  4. Historically, our student government, the Association of Students of the University of Nebraska (ASUN) has refused to stand in solidarity with their Black students’ call to action. In 2015, Black leaders on our campus organized a rally following the death of Michael Brown. ASUN refused to formally support the rally because it was “too political.” We are here to say that Black survival is not political. Our existence should not be questioned and our survival should not be debated. We are asking for our student leaders to change this precedent, and cultivate a new one. Stand with the Black Lives Matter movement because a debate is not an option.

  5. We demand that Jake Gardner be immediately charged with the murder of James Scurlock. James is yet another victim of the disregard of Black life, murdered while protesting for his very right to exist. We stand in solidarity with our brothers and sisters in Omaha and we grieve with them.

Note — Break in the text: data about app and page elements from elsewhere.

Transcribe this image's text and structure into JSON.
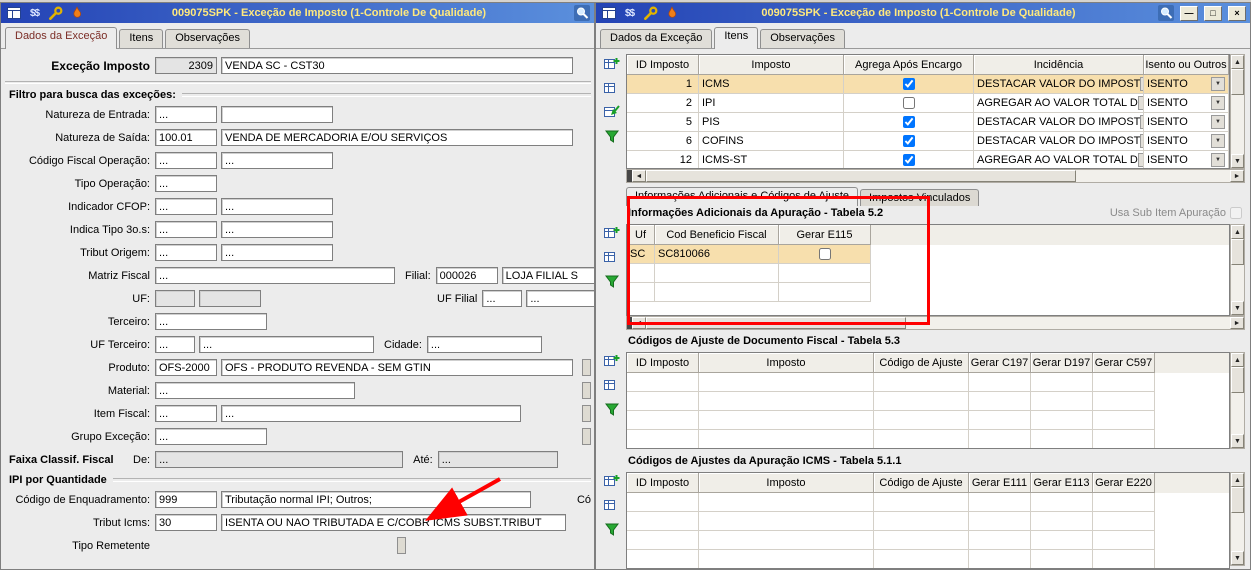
{
  "title": "009075SPK - Exceção de Imposto (1-Controle De Qualidade)",
  "tabs": [
    "Dados da Exceção",
    "Itens",
    "Observações"
  ],
  "icons": {
    "minimize": "—",
    "maximize": "□",
    "close": "×",
    "dollar": "$$",
    "scroll_up": "▲",
    "scroll_down": "▼",
    "scroll_left": "◄",
    "scroll_right": "►",
    "dropdown": "▼"
  },
  "colors": {
    "titlebar_a": "#2443b5",
    "titlebar_b": "#5b90dd",
    "title_text": "#ffe97d",
    "selected_row": "#f7dfad",
    "annotation": "#ff0000"
  },
  "left": {
    "excecao": {
      "label": "Exceção Imposto",
      "code": "2309",
      "desc": "VENDA SC - CST30"
    },
    "filtro_header": "Filtro para busca das exceções:",
    "nat_entrada": {
      "label": "Natureza de Entrada:",
      "v1": "...",
      "v2": ""
    },
    "nat_saida": {
      "label": "Natureza de Saída:",
      "v1": "100.01",
      "v2": "VENDA DE MERCADORIA E/OU SERVIÇOS"
    },
    "cod_fiscal_op": {
      "label": "Código Fiscal Operação:",
      "v1": "...",
      "v2": "..."
    },
    "tipo_op": {
      "label": "Tipo Operação:",
      "v1": "..."
    },
    "ind_cfop": {
      "label": "Indicador CFOP:",
      "v1": "...",
      "v2": "..."
    },
    "indica_tipo": {
      "label": "Indica Tipo 3o.s:",
      "v1": "...",
      "v2": "..."
    },
    "tribut_origem": {
      "label": "Tribut Origem:",
      "v1": "...",
      "v2": "..."
    },
    "matriz": {
      "label": "Matriz Fiscal",
      "v1": "...",
      "filial_label": "Filial:",
      "filial_code": "000026",
      "filial_desc": "LOJA FILIAL S"
    },
    "uf": {
      "label": "UF:",
      "v1": "",
      "v2": "",
      "filial_label": "UF Filial",
      "f1": "...",
      "f2": "..."
    },
    "terceiro": {
      "label": "Terceiro:",
      "v1": "..."
    },
    "uf_terceiro": {
      "label": "UF Terceiro:",
      "v1": "...",
      "v2": "...",
      "cidade_label": "Cidade:",
      "cidade": "..."
    },
    "produto": {
      "label": "Produto:",
      "v1": "OFS-2000",
      "v2": "OFS - PRODUTO REVENDA - SEM GTIN"
    },
    "material": {
      "label": "Material:",
      "v1": "..."
    },
    "item_fiscal": {
      "label": "Item Fiscal:",
      "v1": "...",
      "v2": "..."
    },
    "grupo": {
      "label": "Grupo Exceção:",
      "v1": "..."
    },
    "faixa": {
      "label": "Faixa Classif. Fiscal",
      "de_label": "De:",
      "de": "...",
      "ate_label": "Até:",
      "ate": "..."
    },
    "ipi_header": "IPI por Quantidade",
    "cod_enq": {
      "label": "Código de Enquadramento:",
      "v1": "999",
      "v2": "Tributação normal IPI; Outros;",
      "cut": "Có"
    },
    "tribut_icms": {
      "label": "Tribut Icms:",
      "v1": "30",
      "v2": "ISENTA OU NAO TRIBUTADA E C/COBR ICMS SUBST.TRIBUT"
    },
    "tipo_remetente": {
      "label": "Tipo Remetente"
    }
  },
  "right": {
    "grid": {
      "columns": [
        "ID Imposto",
        "Imposto",
        "Agrega Após Encargo",
        "Incidência",
        "Isento ou Outros"
      ],
      "rows": [
        {
          "id": "1",
          "imposto": "ICMS",
          "agrega": true,
          "incidencia": "DESTACAR VALOR DO IMPOST",
          "isento": "ISENTO"
        },
        {
          "id": "2",
          "imposto": "IPI",
          "agrega": false,
          "incidencia": "AGREGAR AO VALOR TOTAL D",
          "isento": "ISENTO"
        },
        {
          "id": "5",
          "imposto": "PIS",
          "agrega": true,
          "incidencia": "DESTACAR VALOR DO IMPOST",
          "isento": "ISENTO"
        },
        {
          "id": "6",
          "imposto": "COFINS",
          "agrega": true,
          "incidencia": "DESTACAR VALOR DO IMPOST",
          "isento": "ISENTO"
        },
        {
          "id": "12",
          "imposto": "ICMS-ST",
          "agrega": true,
          "incidencia": "AGREGAR AO VALOR TOTAL D",
          "isento": "ISENTO"
        }
      ]
    },
    "subtabs": [
      "Informações Adicionais e Códigos de Ajuste",
      "Impostos Vinculados"
    ],
    "apuracao": {
      "title": "Informações Adicionais da Apuração - Tabela 5.2",
      "usa_sub_item": "Usa Sub Item Apuração",
      "columns": [
        "Uf",
        "Cod Beneficio Fiscal",
        "Gerar E115"
      ],
      "rows": [
        {
          "uf": "SC",
          "cod": "SC810066",
          "gerar_e115": false
        }
      ]
    },
    "doc_fiscal": {
      "title": "Códigos de Ajuste de Documento Fiscal - Tabela 5.3",
      "columns": [
        "ID Imposto",
        "Imposto",
        "Código de Ajuste",
        "Gerar C197",
        "Gerar D197",
        "Gerar C597"
      ]
    },
    "apuracao_icms": {
      "title": "Códigos de Ajustes da Apuração ICMS - Tabela 5.1.1",
      "columns": [
        "ID Imposto",
        "Imposto",
        "Código de Ajuste",
        "Gerar E111",
        "Gerar E113",
        "Gerar E220"
      ]
    }
  }
}
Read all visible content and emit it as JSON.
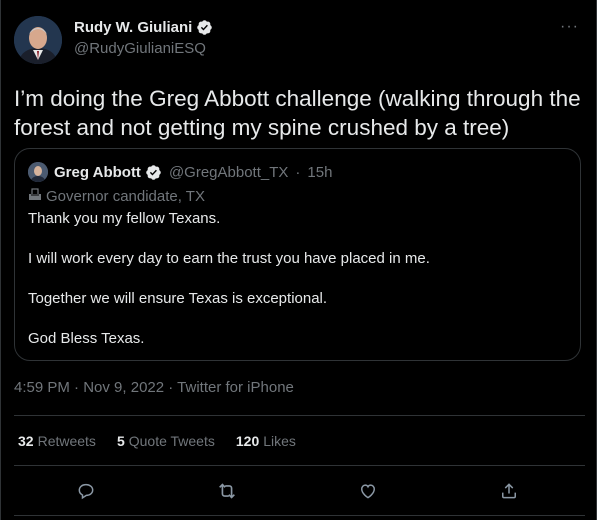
{
  "author": {
    "name": "Rudy W. Giuliani",
    "handle": "@RudyGiulianiESQ"
  },
  "more_label": "···",
  "tweet_text": "I’m doing the Greg Abbott challenge (walking through the forest and not getting my spine crushed by a tree)",
  "quoted": {
    "name": "Greg Abbott",
    "handle": "@GregAbbott_TX",
    "separator": "·",
    "time": "15h",
    "label": "Governor candidate, TX",
    "paragraphs": [
      "Thank you my fellow Texans.",
      "I will work every day to earn the trust you have placed in me.",
      "Together we will ensure Texas is exceptional.",
      "God Bless Texas."
    ]
  },
  "meta": {
    "time": "4:59 PM",
    "sep1": " · ",
    "date": "Nov 9, 2022",
    "sep2": " · ",
    "source": "Twitter for iPhone"
  },
  "stats": {
    "retweets_count": "32",
    "retweets_label": "Retweets",
    "quotes_count": "5",
    "quotes_label": "Quote Tweets",
    "likes_count": "120",
    "likes_label": "Likes"
  },
  "icons": {
    "verified": "verified-badge-icon",
    "reply": "reply-icon",
    "retweet": "retweet-icon",
    "like": "heart-icon",
    "share": "share-icon"
  },
  "colors": {
    "background": "#000000",
    "text": "#e7e9ea",
    "secondary": "#71767b",
    "border": "#2f3336"
  }
}
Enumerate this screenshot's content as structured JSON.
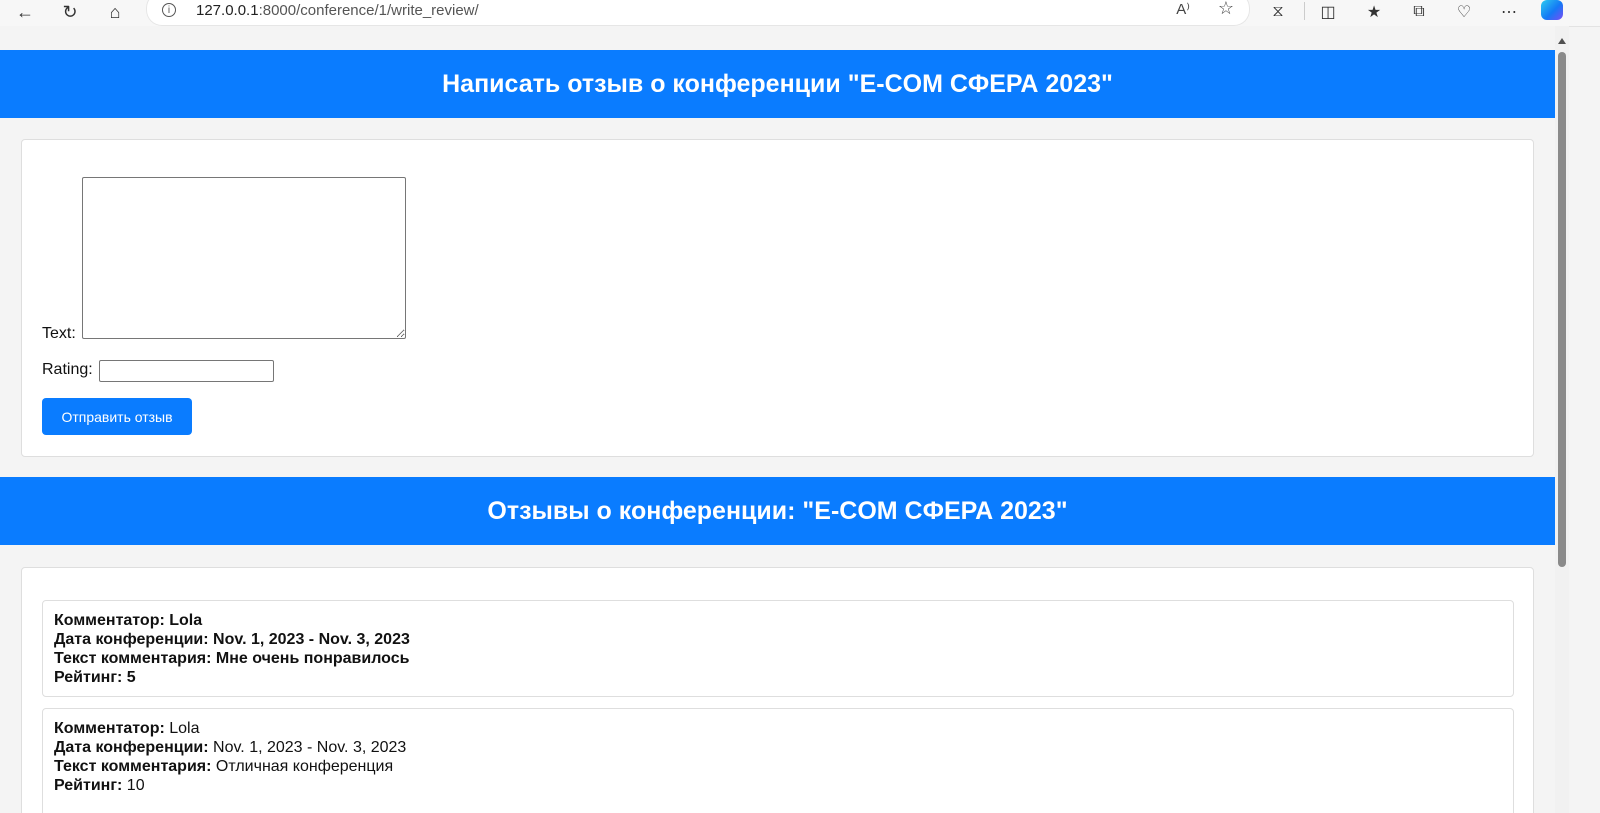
{
  "browser": {
    "url_host": "127.0.0.1",
    "url_rest": ":8000/conference/1/write_review/"
  },
  "write_section": {
    "title": "Написать отзыв о конференции \"E-COM СФЕРА 2023\"",
    "text_label": "Text:",
    "text_value": "",
    "rating_label": "Rating:",
    "rating_value": "",
    "submit_label": "Отправить отзыв"
  },
  "reviews_section": {
    "title": "Отзывы о конференции: \"E-COM СФЕРА 2023\"",
    "reviews": [
      {
        "commenter_key": "Комментатор:",
        "commenter": "Lola",
        "date_key": "Дата конференции:",
        "date": "Nov. 1, 2023 - Nov. 3, 2023",
        "text_key": "Текст комментария:",
        "text": "Мне очень понравилось",
        "rating_key": "Рейтинг:",
        "rating": "5"
      },
      {
        "commenter_key": "Комментатор:",
        "commenter": "Lola",
        "date_key": "Дата конференции:",
        "date": "Nov. 1, 2023 - Nov. 3, 2023",
        "text_key": "Текст комментария:",
        "text": "Отличная конференция",
        "rating_key": "Рейтинг:",
        "rating": "10"
      }
    ]
  },
  "colors": {
    "accent": "#0a7cff",
    "page_bg": "#f4f4f4"
  }
}
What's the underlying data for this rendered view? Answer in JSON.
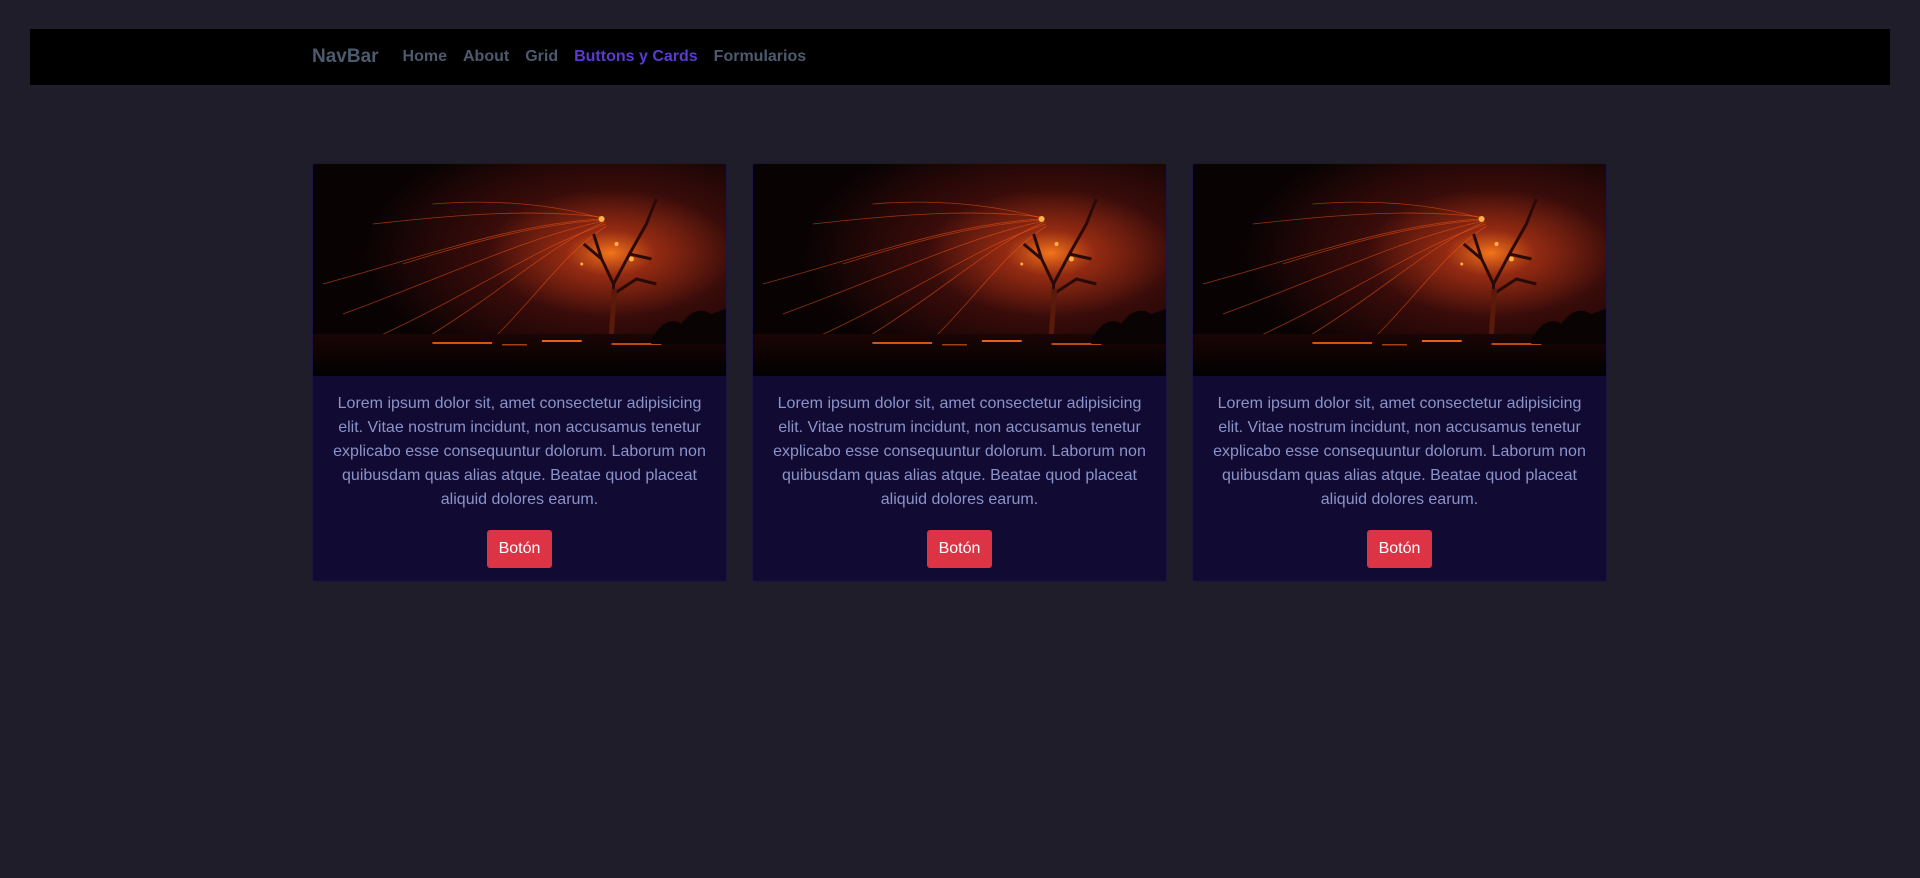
{
  "navbar": {
    "brand": "NavBar",
    "links": [
      {
        "label": "Home",
        "active": false
      },
      {
        "label": "About",
        "active": false
      },
      {
        "label": "Grid",
        "active": false
      },
      {
        "label": "Buttons y Cards",
        "active": true
      },
      {
        "label": "Formularios",
        "active": false
      }
    ]
  },
  "cards": [
    {
      "image": "fire-tree-night-photo",
      "text": "Lorem ipsum dolor sit, amet consectetur adipisicing elit. Vitae nostrum incidunt, non accusamus tenetur explicabo esse consequuntur dolorum. Laborum non quibusdam quas alias atque. Beatae quod placeat aliquid dolores earum.",
      "button": "Botón"
    },
    {
      "image": "fire-tree-night-photo",
      "text": "Lorem ipsum dolor sit, amet consectetur adipisicing elit. Vitae nostrum incidunt, non accusamus tenetur explicabo esse consequuntur dolorum. Laborum non quibusdam quas alias atque. Beatae quod placeat aliquid dolores earum.",
      "button": "Botón"
    },
    {
      "image": "fire-tree-night-photo",
      "text": "Lorem ipsum dolor sit, amet consectetur adipisicing elit. Vitae nostrum incidunt, non accusamus tenetur explicabo esse consequuntur dolorum. Laborum non quibusdam quas alias atque. Beatae quod placeat aliquid dolores earum.",
      "button": "Botón"
    }
  ],
  "colors": {
    "background": "#1f1d29",
    "navbar": "#000000",
    "nav_link": "#4d5a6e",
    "nav_active": "#5b3ad1",
    "card_bg": "#110a33",
    "card_text": "#8b93c9",
    "button": "#dc3445"
  }
}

James was a father, a brother and a son. Our energies and prayers are with the Scurlock family as they seek justice for the death of their loved one.

Lastly, while we are in the midst of a revolution, we do recognize that we are also in the midst of a pandemic and we must remain mindful of the disproportionate impact this has on our community. BSU has started a community initiative known as BSU Care Bags in which we will deliver bags filled with wellness items such as food, over the counter medication, hand sanitizer and hygiene products. This is not limited to what is stated, please let us know of anything else that your family needs to support your wellness during this time. A Google form with the necessary information will be sent out to estimate the need. This is on a first come first serve basis, so please fill out the Google form immediately if you are in need. 

This initiative is only as effective as the generosity of the community. If you are able, please donate to this cause. 

Venmo: @unlblackstudentunion 

Cash App: $UNLblackstudentunion 

It is crucial to understand that action must accompany voices. We need to be active in manifesting change, and our voices need to be amplified. Here’s how to be vocal: 

  • Donate to the Malone Community Center in Lincoln. They aid the youth of our community by providing education and mentorship.

  • Read and sign the “Justice for George Floyd” petition on change.orgto urge state officials to properly prosecute those involved. 

  • Text “Floyd” to 55156.

  • If you can, donate to the NAACP Legal defense fund, Communities United Against Police Brutality, the Black Lives Matter movement and/or the Minnesota Freedom Fund.

  • Urge our state senators and representatives to break the silence and speak on these events that happen too frequently. 

  • Participate in the protests that are occurring throughout the country. There is power in numbers, and voices are heard when multiplied.

  • Donate to the BSU Care Bags Initiative. 

With unapologetic love,

The Black Student Union, University of Nebraska-Lincoln


Batool Ibrahim, Black Student Union President 

Aiah Nour, African Student Association President

Savant Nzayiramya, Rwandan Student Association President

Alicia Johnson, Black Graduate Student Association

Temi Onayemi, Afrikan People’s Union President, 2019-2020

Bousaina Ibrahim, Diversity and Inclusion Co-Chair

Damien Niyonshuti, Diversity and Inclusion Co-Chair

Da’Von George, APU Freshman Action Team President

Santanna Schunk, Phi Iota Chapter of Zeta Phi Beta Sorority, Inc. President, UNL NPHC President

Ibraheem Hamzat, Association of Students of the University of Nebraska (ASUN) External Vice President, 2019-2020

Yakira McKay, Delta Sigma Theta Sorority, Inc.

Michael Sanders, Brother2Brother Vice President